"They're talking about trying to get up to multi-gigabit-per-second (one billion bits) speeds," said Peter Day, technical development specialist for the Information Technology division and a co-principal investigator of Emory's vBNS project. To illustrate, the typical connection speed of a home modem is between 28,800 and 56,600 bits per second, and the University currently enjoys a 12 megabit-per-second (12 million bits) connection to the Internet.
Emory won the NSF grant by citing on-campus, "meritorious research" projects that would stand to benefit greatly from the vBNS connection. For example, Luigi Marzilli, Dobbs Professor of Chemistry, is working in collaborative molecular visualization, design and analysis; Keiji Morokuma, professor of chemistry and director of the Emerson Center for Scientific Computation, is working on the remote control of catalyst/reactant reaction simulations using supercomputer facilities; Xiaodong Cheng, professor of biochemistry, is studying remote examination of chrystallographic data in real time and collaborative drug design; and Kathy Miner, associate dean of the School of Public Health, is looking into possibilities for distance learning programs in her school.

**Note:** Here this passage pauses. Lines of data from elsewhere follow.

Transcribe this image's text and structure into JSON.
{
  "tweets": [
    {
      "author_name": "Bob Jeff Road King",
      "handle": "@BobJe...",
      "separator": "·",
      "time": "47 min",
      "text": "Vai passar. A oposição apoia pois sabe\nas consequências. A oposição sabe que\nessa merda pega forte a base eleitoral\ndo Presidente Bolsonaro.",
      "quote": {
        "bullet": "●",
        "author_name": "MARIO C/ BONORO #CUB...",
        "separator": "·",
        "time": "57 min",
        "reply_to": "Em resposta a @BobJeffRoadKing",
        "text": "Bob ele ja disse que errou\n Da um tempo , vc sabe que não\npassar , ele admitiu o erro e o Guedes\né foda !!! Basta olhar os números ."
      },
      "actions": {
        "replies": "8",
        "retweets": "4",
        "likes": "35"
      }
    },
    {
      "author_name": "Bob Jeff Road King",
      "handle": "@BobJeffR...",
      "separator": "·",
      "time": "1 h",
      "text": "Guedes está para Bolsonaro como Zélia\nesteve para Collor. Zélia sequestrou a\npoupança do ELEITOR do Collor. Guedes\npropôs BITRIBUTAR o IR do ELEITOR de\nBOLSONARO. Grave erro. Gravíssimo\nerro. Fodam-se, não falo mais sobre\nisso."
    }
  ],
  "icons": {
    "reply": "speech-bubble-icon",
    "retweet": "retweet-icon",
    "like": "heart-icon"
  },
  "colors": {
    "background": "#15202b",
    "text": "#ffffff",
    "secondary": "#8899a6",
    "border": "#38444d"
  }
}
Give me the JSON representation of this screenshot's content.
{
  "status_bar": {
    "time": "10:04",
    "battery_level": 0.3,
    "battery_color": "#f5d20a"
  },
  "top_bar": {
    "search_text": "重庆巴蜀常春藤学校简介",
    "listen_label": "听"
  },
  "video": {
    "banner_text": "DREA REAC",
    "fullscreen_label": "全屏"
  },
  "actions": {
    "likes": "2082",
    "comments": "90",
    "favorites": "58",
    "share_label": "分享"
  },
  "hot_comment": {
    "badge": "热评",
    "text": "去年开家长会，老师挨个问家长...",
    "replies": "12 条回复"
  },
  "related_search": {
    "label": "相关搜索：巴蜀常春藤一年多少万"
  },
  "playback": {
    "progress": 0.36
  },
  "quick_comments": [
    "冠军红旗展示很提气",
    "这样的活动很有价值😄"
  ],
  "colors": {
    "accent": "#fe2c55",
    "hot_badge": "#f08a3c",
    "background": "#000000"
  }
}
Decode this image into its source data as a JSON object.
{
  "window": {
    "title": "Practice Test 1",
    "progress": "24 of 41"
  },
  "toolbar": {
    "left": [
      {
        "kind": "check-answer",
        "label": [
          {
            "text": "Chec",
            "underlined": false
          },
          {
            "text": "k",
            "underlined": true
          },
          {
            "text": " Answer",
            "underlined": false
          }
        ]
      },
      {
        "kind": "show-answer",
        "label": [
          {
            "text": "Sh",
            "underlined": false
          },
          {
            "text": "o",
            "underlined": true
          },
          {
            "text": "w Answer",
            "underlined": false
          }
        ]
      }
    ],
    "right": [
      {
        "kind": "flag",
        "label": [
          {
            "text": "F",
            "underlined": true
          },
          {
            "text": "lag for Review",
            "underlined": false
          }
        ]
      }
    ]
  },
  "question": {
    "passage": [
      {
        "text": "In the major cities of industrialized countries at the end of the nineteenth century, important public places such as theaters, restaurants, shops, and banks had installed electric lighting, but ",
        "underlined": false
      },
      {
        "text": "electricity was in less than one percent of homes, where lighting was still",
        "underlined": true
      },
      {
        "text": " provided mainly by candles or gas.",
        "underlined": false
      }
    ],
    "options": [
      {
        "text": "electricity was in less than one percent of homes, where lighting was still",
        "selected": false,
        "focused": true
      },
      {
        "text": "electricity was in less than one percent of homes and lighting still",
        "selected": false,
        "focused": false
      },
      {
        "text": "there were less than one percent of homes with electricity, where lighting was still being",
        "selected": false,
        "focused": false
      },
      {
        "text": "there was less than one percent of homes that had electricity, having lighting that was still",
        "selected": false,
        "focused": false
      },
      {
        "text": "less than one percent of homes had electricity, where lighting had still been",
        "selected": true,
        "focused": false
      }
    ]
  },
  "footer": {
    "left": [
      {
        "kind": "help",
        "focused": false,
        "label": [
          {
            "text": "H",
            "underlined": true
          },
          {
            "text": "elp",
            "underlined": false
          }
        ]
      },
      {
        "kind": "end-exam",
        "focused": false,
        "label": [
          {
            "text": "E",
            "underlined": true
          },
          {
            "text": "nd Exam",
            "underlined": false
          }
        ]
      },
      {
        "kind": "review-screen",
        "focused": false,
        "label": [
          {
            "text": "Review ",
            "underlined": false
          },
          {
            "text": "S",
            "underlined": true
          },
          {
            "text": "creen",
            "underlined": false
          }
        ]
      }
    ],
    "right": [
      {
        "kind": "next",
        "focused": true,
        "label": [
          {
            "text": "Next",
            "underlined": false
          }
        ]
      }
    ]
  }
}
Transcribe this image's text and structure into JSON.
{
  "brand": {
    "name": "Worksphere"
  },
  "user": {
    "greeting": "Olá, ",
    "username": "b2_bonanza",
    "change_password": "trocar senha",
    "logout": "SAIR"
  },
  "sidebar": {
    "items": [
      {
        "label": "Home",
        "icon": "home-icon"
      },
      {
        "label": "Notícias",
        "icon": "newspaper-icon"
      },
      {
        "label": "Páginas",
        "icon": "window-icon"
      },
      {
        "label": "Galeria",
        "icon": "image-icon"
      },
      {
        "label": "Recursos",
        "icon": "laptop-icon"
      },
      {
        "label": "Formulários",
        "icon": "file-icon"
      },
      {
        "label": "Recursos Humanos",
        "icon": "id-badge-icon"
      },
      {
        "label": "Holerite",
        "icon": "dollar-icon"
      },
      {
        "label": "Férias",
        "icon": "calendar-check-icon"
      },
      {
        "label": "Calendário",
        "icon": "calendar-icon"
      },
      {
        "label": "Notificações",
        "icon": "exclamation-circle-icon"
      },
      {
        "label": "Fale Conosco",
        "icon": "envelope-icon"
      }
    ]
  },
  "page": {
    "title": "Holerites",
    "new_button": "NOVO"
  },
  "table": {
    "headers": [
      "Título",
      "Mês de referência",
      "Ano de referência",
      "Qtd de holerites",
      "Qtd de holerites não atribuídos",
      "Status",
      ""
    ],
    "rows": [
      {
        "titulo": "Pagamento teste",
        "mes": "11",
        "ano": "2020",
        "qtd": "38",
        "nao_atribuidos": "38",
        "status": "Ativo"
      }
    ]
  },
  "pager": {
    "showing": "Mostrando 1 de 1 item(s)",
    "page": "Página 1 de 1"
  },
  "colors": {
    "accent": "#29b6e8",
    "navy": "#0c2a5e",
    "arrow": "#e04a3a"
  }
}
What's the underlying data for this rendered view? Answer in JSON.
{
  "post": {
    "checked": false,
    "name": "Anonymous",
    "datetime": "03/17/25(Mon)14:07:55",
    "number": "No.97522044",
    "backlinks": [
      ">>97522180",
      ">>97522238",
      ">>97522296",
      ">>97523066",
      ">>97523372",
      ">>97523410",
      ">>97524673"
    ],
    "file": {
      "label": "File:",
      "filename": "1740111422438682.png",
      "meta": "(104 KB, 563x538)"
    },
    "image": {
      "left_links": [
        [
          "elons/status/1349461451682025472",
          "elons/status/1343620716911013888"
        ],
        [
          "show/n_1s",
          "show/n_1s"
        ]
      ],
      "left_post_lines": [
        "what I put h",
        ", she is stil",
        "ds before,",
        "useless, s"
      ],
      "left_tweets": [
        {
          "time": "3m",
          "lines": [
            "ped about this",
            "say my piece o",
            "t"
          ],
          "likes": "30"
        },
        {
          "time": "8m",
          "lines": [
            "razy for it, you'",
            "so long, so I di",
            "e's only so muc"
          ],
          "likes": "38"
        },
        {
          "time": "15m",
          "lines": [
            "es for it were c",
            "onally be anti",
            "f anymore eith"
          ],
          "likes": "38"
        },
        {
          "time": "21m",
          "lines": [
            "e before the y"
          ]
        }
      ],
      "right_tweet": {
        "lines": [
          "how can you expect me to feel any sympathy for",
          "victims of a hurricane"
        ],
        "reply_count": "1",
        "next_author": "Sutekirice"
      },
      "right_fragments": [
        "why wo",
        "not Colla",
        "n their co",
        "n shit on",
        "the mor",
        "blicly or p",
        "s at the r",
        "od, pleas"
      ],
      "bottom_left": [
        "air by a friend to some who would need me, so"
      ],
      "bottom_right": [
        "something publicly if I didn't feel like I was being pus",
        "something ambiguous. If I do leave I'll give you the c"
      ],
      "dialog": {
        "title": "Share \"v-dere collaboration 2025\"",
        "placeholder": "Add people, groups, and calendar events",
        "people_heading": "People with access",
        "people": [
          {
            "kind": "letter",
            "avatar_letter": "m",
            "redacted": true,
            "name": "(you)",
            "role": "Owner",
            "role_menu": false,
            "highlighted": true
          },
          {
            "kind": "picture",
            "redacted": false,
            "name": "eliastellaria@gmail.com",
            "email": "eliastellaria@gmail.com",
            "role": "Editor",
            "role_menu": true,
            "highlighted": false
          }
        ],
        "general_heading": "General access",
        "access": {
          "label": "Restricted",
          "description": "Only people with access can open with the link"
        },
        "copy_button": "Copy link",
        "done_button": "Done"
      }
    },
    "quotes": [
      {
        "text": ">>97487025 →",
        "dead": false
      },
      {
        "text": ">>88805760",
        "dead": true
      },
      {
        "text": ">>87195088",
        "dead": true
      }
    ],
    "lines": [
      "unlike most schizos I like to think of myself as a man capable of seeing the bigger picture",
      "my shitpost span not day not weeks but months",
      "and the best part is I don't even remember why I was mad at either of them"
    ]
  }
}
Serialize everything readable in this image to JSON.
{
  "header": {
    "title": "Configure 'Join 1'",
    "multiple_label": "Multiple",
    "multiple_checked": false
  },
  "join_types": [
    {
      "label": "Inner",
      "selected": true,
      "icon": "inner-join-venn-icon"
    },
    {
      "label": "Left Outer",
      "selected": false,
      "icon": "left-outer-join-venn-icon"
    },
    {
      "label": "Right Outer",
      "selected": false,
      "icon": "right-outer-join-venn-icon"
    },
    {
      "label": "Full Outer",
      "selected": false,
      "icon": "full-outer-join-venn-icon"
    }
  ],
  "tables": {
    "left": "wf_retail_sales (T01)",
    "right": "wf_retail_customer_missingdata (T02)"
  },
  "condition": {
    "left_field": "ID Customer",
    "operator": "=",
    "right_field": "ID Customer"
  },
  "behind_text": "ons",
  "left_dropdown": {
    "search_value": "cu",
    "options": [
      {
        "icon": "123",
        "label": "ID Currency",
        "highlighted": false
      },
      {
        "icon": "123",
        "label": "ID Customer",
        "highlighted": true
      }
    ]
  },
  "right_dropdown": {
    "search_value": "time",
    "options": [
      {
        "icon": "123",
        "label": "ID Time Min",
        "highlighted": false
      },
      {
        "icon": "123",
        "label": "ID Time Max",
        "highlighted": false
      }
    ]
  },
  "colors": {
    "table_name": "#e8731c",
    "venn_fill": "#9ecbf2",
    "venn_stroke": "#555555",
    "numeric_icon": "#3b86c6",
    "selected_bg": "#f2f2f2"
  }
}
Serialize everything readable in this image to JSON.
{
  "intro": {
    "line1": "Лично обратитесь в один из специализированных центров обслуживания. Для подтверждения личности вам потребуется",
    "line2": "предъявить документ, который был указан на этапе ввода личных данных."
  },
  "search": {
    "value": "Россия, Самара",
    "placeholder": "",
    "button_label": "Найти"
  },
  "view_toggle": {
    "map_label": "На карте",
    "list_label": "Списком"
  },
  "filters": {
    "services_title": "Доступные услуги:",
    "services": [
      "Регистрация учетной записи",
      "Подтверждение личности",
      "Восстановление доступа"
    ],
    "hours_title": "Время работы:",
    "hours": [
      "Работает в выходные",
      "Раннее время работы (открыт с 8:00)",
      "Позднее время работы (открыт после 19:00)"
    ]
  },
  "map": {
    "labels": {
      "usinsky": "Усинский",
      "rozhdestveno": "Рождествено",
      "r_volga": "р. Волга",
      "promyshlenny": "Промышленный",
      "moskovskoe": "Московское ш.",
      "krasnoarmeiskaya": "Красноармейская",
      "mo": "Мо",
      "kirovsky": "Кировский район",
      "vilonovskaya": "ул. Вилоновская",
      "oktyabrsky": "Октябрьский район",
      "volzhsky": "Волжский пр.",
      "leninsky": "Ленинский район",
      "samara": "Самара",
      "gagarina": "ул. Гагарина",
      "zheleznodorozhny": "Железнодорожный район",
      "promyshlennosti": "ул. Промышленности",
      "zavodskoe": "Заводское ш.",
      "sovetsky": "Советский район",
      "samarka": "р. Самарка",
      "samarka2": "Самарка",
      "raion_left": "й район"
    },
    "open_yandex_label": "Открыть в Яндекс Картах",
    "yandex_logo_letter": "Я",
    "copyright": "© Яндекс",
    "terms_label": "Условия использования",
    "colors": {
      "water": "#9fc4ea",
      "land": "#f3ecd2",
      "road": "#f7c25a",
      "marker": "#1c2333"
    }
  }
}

"We will be able to visualize molecules in real time, look at the structures of the materials and discuss our data, which relates to how anti-cancer drugs interact with the molecular target," said Marzilli, who is collaborating in his research with Karen Brewer, associate professor of chemistry at Virginia Tech, which already has a vBNS connection. "We can do this now separately, but [we can't] look at the same molecule at the same time."
Though the high-speed connectivity is only a part of his research, Marzilli estimated that vBNS capabilities could increase the productivity of his work by as much as 10 percent, since it would eliminate the frequent need for him and Brewer to travel to the other's campus.
Since Marzilli's project and the others prompted the NSF to give the grant to Emory, their vBNS connection will take top priority. But once those labs are connected, plans call for the high-speed network to slowly work its way through campus. "At some point in the future we would expect others to be able to connect," Day said.
To hook up to vBNS, Emory will take advantage of the existing connection at nearby Georgia Tech, rather than directly to the "backbone" through a commercial network like MCI. This has several benefits, Day said, not the least of which is price. Also, Tech is part of an existing high-speed connection with the University of Georgia and Georgia State University, and Emory can become part of that loop.
Emory's vBNS connection will utilize both existing fiber optic infrastructure and new lines and equipment. ITD has ordered the router necessary to connect, but it will take some time before anyone on campus has access. "Right now we're continuing with planning," said Ramous Fields, director of ITD network operations and co-principal investigator on the vBNS project. Fields said it could be anywhere from 30 to 90 days before the router arrives.
One thing that is clear, however, is that the vBNS network will not be slowed by data on the regular Emory network. "We're trying to keep vBNS purely a high-speed information network and not mix it with a lot of our own local University traffic," Fields said. "As part of the grant, we're responsible for quality of service. The [meritorious project researchers] need a certain bandwidth dedicated to their applications, and we need to ensure that we have an architecture and infrastructure that will deliver that quality of service."